doi:10.1038/nindia.2014.173 Published online 24 December 2014
Researchers have fabricated a sensitive sensor that can detect minute traces of the hormone calcitonin in blood1. This hormone is secreted by the thyroid gland and can be used as a biomarker for detecting the onset of medullary thyroid cancer.
Calcitonin helps metabolise calcium by reducing its levels in blood. Previous studies had shown that this hormone is an excellent biomarker for predicting osteoporosis, thyroid cancer and other cancers. Existing techniques for detecting calcitonin employ various compounds including radioactive compounds, which are harmful to human health. In addition, these techniques are tedious and complex.
To develop a simple and effective technique for detecting calcitonin, the researchers synthesized zinc oxide nanostructures modified by a compound derived from the amino acid tyrosine. They then produced a calcitonin-imprinted electrochemical sensor by coating a pencil graphite electrode with a reducing agent, a catalyst, calcitonin molecules and the modified zinc oxide nanostructures.
The researchers evaluated the efficacy of the sensor in detecting calcitonin by performing electrochemical measurements while exposing it to solutions with different calcitonin concentrations. The sensor successfully detected calcitonin in blood samples, suggesting its suitability for clinical diagnosis. It retained its sensitivity even when stored for one month at various temperatures between 0 and 50 °C.
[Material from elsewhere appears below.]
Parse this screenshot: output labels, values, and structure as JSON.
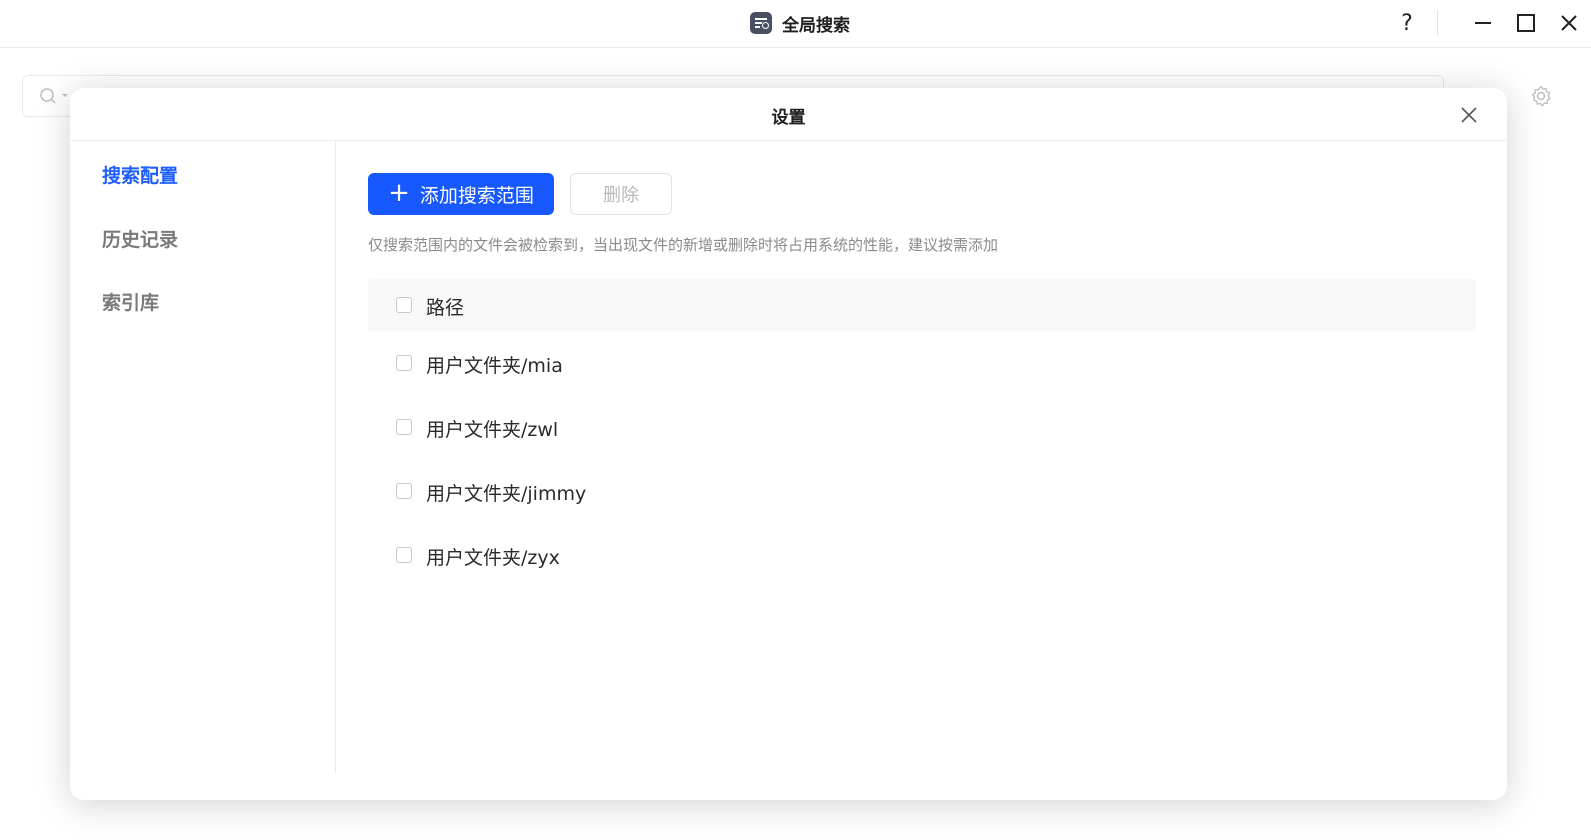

1. Patra, S. et al. Imprinted ZnO nanostructure-based electrochemical sensing of calcitonin: a clinical marker for medullary thyroid carcinoma. Anal. Chim. Acta 853, 271–284 (2015)